While you address how you feel about sex and intimacy and before you do something about it, there are some things to remember while you are ON treatment regarding sexual activity.
Your comfort levels matter. Sexual activity is fine during treatment if you feel comfortable with it. Cancer treatment can affect your desire for intimacy, arousal, desire and satisfaction. It can also be incredibly tiring and stressful and you may not feel up to sexual activity in the same ways as you did before treatment. You may or may not want sexual intercourse but hugging, caressing, holding hands, and massages may feel good and serve as a stepping stone towards building back your sexual desire. It may be hard but open and honest communication with your partner is key. If you had surgery involving the pelvic area you may need to allow extra time for healing before having sex that involves vaginal or rectal penetration (with penis, fingers or vibrators).
Take sensible precautions. If you are being treated for oral cancer, be careful during oral sex. If you have mouth sores, avoid oral sex. Do not have vaginal intercourse if you have open sores on the genitals or in the vagina. Do not have anal sex if you have sores in the rectal area, rectal bleeding, or tears in the rectal tissue.
Take extra care while on chemotherapy. Chemotherapy can be excreted in saliva and vaginal secretions for 48-72 hours after a treatment. You should use a condom for oral sex or intercourse (vaginal or anal) during this period to prevent your partner from being exposed to chemotherapy. (this includes IV and oral chemotherapy). Be sure to ask your oncologist if the chemotherapy you are getting affects getting or being pregnant. It is important to use a safe and dependable form of birth control to prevent pregnancy while or even after treatment has ended for a specified period of time. Saliva can contain chemotherapy for 48-72 hours after treatment, you should avoid open-mouth kissing during this time as this can expose your partner to chemotherapy.

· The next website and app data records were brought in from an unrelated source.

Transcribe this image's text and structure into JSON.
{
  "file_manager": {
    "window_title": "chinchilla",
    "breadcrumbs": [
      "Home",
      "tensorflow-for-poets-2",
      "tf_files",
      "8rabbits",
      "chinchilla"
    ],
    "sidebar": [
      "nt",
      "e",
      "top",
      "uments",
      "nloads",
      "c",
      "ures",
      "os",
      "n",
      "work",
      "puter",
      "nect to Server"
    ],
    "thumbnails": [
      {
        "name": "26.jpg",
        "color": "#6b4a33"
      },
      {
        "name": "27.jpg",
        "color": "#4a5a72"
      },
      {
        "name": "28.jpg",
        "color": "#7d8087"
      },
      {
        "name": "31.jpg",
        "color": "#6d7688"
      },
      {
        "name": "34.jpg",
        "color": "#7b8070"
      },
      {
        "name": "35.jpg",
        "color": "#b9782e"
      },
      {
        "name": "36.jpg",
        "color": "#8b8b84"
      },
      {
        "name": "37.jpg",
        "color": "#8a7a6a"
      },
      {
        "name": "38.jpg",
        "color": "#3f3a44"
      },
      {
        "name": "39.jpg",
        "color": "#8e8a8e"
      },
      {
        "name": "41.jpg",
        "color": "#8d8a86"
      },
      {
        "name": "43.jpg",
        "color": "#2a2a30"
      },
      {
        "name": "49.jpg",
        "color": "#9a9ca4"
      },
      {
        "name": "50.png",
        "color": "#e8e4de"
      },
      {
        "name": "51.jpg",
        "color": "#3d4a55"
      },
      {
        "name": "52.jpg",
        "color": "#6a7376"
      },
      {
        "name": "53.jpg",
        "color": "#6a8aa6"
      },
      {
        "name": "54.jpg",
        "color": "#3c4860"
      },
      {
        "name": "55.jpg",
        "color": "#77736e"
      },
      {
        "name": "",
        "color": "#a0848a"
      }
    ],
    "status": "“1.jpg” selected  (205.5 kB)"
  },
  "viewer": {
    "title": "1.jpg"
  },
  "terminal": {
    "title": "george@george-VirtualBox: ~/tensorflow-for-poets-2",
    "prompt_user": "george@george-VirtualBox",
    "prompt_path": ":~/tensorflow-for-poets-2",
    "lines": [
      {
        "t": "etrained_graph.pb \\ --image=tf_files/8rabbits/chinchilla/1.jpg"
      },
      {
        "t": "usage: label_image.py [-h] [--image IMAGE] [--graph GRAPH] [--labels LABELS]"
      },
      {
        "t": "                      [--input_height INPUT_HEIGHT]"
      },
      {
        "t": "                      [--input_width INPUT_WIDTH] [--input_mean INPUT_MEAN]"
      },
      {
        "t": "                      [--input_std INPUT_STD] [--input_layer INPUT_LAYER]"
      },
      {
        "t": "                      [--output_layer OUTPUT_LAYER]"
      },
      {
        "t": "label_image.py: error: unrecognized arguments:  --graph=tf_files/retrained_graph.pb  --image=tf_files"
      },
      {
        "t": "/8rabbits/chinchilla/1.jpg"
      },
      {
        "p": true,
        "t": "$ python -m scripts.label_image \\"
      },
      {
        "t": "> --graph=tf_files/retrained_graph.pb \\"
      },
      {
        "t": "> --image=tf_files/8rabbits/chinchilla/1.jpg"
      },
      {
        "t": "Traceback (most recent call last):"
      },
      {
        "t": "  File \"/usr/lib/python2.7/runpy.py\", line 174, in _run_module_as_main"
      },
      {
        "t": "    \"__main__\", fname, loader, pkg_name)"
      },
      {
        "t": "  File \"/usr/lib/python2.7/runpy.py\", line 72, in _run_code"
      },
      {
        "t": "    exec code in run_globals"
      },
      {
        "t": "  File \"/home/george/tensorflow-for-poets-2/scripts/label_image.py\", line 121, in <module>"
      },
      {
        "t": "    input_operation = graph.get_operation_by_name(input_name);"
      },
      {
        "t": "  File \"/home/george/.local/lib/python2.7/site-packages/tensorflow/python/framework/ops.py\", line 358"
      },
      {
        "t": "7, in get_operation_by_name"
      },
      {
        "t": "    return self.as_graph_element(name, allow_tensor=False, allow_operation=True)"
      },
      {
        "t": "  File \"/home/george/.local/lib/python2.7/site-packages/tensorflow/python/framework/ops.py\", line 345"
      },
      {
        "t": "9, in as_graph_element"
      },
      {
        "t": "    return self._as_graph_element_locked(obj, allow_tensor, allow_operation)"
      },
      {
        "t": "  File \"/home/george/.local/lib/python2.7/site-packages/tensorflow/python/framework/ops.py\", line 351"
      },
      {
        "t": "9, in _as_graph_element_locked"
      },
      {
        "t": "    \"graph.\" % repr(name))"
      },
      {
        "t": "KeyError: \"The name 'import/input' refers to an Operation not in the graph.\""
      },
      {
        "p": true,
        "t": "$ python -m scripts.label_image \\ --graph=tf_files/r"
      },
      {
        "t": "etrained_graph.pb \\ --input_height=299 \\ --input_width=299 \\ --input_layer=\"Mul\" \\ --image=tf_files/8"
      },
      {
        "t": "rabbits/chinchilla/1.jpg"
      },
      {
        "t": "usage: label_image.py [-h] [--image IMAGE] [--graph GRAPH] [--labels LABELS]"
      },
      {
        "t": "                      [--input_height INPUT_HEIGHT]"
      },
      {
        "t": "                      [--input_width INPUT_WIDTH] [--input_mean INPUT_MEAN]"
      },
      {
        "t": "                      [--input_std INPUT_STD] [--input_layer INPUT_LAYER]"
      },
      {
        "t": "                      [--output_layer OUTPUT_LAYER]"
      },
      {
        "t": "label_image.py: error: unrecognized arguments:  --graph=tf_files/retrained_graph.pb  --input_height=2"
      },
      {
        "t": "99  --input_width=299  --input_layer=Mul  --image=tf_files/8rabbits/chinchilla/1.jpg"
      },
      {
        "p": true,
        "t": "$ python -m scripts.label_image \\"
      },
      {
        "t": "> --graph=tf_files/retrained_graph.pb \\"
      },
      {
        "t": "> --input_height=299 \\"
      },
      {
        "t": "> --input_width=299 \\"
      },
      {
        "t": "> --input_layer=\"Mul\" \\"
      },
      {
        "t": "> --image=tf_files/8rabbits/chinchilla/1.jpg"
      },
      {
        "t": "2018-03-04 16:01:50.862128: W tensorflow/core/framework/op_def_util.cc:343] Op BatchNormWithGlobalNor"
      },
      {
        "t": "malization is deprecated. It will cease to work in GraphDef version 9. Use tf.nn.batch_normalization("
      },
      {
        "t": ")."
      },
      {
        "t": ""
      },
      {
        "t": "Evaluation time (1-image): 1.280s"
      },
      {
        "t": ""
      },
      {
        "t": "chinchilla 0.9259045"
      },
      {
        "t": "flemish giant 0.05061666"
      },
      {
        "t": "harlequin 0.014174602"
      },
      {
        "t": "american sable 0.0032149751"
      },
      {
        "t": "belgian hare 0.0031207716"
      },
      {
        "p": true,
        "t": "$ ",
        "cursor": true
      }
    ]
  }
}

Ask about your blood work. If you have a low white blood cell count or low platelet count (platelets below 50,000), you will need to pause for a while from vaginal, anal, or oral sex till your blood counts normalize or are safe. This is because there is an increased risk of infection or bleeding when your counts are low.
Be aware of fertility-related issues during treatment. Fertility is directly affected by surgery that involves removal of the reproductive organs. Certain types of chemotherapy and radiation to the abdomen and pelvis also affect your fertility. How cancer treatment affects your fertility depends on many things, including the type of treatment you receive, your age, your other health issues and your current fertility status. You may be temporarily infertile due to treatment or there might be issues resulting in permanent infertility.
Your cancer care team will usually advise you to abstain or use a reliable form of birth control while you are receiving cancer treatment. You also shouldn’t try to conceive within six months of finishing chemotherapy because it may increase the chances of miscarriage or having a baby with a genetic complication. Trying to figure out when it is appropriate to conceive (become pregnant) is a discussion that you must have with your cancer care team because it can be impacted by the type and stage of cancer you have. You will need sufficient time to rule out any chance of early recurrence and recover from the effects of treatment before you may truly feel comfortable getting pregnant.
Considering how treatment options have improved and the high survival rate of patients with cancer it is important that you advocate for your sexual health and make it a part of your conversations on a routine basis. The next blog will discuss products and solutions that can make a significant contribution to improving your approach to intimacy, desire and sexual health.